» WORK ORDER:
I would like each line of the data that holds the word "true" copied out.

* * * * * * *

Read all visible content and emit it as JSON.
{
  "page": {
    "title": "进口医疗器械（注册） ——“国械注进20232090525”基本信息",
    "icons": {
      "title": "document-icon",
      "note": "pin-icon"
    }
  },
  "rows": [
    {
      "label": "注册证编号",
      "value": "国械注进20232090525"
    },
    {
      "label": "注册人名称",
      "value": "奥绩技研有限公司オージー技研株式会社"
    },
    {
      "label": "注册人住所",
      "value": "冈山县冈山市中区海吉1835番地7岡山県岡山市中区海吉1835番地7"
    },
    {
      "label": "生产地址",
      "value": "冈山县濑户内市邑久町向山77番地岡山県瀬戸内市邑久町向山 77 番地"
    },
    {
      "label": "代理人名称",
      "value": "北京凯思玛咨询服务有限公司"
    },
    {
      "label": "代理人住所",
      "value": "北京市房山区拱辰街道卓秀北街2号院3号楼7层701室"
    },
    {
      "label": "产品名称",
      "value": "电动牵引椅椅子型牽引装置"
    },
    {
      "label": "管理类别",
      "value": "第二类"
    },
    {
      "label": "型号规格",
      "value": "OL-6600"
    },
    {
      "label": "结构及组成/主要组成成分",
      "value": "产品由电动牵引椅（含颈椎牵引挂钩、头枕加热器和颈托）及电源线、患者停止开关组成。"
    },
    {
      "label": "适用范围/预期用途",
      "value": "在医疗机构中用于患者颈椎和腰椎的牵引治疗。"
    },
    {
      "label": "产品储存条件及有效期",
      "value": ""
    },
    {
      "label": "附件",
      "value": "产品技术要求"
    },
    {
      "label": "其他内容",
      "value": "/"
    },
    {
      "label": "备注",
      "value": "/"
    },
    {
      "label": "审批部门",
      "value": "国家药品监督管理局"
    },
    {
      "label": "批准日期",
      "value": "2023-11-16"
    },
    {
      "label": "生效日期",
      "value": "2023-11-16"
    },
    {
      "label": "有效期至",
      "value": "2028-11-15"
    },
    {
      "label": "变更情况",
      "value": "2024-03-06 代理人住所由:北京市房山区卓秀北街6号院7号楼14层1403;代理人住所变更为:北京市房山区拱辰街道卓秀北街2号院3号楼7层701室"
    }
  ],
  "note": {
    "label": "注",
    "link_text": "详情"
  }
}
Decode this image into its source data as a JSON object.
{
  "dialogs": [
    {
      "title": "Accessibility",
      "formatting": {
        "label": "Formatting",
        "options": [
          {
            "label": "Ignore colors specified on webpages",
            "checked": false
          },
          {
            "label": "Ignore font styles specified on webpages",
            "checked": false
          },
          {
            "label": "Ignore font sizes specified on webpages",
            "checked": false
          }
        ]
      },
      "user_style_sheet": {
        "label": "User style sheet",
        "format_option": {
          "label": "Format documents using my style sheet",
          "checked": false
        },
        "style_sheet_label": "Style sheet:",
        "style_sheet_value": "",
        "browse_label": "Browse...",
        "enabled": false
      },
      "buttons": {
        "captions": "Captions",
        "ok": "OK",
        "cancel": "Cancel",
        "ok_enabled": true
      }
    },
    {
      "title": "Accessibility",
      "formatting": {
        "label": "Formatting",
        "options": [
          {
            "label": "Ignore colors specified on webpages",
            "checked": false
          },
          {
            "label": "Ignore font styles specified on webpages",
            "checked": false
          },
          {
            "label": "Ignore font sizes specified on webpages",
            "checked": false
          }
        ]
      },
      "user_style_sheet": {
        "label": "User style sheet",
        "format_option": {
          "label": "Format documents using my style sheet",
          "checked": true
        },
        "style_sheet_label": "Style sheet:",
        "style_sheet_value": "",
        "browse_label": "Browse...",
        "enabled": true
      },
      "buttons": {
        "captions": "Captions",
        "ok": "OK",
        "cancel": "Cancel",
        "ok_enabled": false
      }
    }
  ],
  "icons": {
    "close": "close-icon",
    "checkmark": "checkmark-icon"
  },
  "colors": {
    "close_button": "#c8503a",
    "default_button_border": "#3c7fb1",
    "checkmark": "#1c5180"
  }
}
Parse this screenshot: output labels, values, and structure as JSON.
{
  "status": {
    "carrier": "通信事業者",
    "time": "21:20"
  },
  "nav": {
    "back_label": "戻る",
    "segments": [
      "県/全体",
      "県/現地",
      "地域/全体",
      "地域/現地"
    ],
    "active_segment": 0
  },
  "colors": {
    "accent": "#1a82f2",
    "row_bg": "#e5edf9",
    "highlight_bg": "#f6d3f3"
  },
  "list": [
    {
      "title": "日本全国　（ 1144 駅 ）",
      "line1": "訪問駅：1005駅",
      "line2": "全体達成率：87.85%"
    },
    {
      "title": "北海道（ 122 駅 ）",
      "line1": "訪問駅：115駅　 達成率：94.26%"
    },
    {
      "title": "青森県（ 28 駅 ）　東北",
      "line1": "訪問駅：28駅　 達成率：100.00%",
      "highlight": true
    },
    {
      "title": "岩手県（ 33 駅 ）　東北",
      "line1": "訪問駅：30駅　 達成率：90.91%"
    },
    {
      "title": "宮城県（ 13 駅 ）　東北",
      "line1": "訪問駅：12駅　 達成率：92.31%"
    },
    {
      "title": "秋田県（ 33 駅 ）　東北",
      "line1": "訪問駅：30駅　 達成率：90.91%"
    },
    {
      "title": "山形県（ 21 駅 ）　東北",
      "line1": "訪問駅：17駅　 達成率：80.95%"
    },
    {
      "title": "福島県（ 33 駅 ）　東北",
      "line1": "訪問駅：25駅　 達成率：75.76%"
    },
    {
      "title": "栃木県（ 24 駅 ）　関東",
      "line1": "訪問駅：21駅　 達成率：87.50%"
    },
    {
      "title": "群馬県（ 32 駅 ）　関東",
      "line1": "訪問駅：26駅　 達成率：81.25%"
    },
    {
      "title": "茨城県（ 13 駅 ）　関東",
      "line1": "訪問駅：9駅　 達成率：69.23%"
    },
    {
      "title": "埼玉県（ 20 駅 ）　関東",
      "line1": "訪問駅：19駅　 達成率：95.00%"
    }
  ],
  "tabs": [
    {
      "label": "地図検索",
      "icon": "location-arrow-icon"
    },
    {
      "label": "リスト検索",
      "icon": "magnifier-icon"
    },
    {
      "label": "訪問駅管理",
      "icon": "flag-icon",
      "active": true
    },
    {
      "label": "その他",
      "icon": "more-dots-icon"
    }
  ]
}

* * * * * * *

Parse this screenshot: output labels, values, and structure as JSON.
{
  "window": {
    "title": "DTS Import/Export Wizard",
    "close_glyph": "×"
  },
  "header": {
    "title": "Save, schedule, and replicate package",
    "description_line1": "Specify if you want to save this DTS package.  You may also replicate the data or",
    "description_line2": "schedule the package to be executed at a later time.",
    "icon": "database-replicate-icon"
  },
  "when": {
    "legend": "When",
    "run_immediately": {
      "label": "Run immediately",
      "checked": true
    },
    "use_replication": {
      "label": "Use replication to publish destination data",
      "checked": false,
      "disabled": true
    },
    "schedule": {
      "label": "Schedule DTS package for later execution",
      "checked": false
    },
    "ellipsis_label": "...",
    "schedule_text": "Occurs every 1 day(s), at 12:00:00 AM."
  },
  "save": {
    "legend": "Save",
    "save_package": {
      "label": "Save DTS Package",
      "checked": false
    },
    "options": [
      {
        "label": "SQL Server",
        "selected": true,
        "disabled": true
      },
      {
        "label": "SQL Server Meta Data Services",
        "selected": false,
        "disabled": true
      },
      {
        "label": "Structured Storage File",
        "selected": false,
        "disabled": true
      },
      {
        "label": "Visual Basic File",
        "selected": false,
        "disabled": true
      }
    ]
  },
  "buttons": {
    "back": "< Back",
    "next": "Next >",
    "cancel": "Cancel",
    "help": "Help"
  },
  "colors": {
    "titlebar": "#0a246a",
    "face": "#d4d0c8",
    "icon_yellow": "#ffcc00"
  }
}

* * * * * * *

» RESPONSE TO THIS EXERCISE:
        "ok_enabled": true
          "checked": true
        "enabled": true
      "highlight": true
      "active": true
      "checked": true
      "disabled": true
        "selected": true,
        "disabled": true
        "disabled": true
        "disabled": true
        "disabled": true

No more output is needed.